(TASK) If a line of the data below contains the string "occurrences", copy it into your answer.

Segment Start: EXCERPTED RECORDS

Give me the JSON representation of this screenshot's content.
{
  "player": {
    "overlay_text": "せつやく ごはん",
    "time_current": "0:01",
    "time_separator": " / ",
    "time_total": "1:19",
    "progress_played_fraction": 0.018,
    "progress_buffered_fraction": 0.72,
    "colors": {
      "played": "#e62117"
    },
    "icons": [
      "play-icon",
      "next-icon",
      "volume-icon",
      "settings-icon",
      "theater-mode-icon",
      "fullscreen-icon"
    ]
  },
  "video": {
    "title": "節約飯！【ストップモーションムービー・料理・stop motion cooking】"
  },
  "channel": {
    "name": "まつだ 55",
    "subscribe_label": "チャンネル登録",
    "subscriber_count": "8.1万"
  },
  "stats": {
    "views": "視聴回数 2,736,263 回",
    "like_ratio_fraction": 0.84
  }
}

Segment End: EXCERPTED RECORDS
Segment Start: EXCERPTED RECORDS

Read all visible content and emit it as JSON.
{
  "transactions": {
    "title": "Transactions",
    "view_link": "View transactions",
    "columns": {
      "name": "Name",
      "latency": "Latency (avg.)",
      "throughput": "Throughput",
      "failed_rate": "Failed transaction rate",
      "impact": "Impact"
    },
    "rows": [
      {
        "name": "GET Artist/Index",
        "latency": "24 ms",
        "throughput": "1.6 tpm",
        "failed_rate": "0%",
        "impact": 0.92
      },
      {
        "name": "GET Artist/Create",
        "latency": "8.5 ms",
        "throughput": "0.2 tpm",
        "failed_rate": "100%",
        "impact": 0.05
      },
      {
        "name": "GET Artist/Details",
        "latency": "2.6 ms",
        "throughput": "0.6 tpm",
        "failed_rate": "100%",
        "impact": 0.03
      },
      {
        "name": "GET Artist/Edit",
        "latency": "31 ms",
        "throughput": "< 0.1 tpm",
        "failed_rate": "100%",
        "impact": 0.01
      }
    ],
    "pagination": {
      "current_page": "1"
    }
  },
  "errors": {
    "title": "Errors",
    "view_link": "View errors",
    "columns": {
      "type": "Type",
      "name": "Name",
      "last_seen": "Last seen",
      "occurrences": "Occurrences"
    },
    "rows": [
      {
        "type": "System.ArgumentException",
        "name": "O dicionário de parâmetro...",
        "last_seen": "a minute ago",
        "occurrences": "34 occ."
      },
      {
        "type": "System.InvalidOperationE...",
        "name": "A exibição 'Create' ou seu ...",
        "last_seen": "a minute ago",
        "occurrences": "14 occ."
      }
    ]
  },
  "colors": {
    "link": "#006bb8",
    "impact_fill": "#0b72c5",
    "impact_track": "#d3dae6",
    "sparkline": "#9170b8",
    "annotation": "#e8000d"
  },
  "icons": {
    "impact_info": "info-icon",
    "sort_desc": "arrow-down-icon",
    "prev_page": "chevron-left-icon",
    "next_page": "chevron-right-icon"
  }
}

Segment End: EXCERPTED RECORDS

(EXPECTED OUTPUT)
      "occurrences": "Occurrences"
        "occurrences": "34 occ."
        "occurrences": "14 occ."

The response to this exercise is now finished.